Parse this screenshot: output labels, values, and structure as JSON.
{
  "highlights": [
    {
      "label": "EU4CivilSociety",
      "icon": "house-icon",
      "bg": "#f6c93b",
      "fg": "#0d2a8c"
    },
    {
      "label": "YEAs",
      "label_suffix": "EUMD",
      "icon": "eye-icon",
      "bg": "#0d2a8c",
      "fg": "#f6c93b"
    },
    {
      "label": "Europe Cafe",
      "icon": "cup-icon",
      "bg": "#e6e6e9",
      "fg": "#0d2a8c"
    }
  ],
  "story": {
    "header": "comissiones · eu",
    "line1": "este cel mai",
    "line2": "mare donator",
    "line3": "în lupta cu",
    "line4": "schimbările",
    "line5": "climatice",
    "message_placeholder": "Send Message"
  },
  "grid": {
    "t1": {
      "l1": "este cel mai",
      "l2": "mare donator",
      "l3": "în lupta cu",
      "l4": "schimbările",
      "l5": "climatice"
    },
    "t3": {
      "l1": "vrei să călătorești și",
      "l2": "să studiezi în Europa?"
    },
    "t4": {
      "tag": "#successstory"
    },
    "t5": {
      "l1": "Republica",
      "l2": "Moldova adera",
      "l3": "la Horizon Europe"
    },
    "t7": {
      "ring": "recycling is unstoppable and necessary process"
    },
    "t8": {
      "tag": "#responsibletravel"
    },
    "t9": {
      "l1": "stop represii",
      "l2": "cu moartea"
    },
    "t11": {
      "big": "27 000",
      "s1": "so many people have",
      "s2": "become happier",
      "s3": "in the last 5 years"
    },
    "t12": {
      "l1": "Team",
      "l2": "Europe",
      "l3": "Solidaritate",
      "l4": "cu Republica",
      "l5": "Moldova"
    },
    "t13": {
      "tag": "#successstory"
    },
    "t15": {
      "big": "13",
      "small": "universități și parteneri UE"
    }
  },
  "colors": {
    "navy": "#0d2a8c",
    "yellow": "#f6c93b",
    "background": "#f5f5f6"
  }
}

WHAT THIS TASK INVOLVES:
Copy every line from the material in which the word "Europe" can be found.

RESPONSE FOR THIS EXERCISE:
      "label": "Europe Cafe",
      "l3": "la Horizon Europe"
      "l2": "Europe",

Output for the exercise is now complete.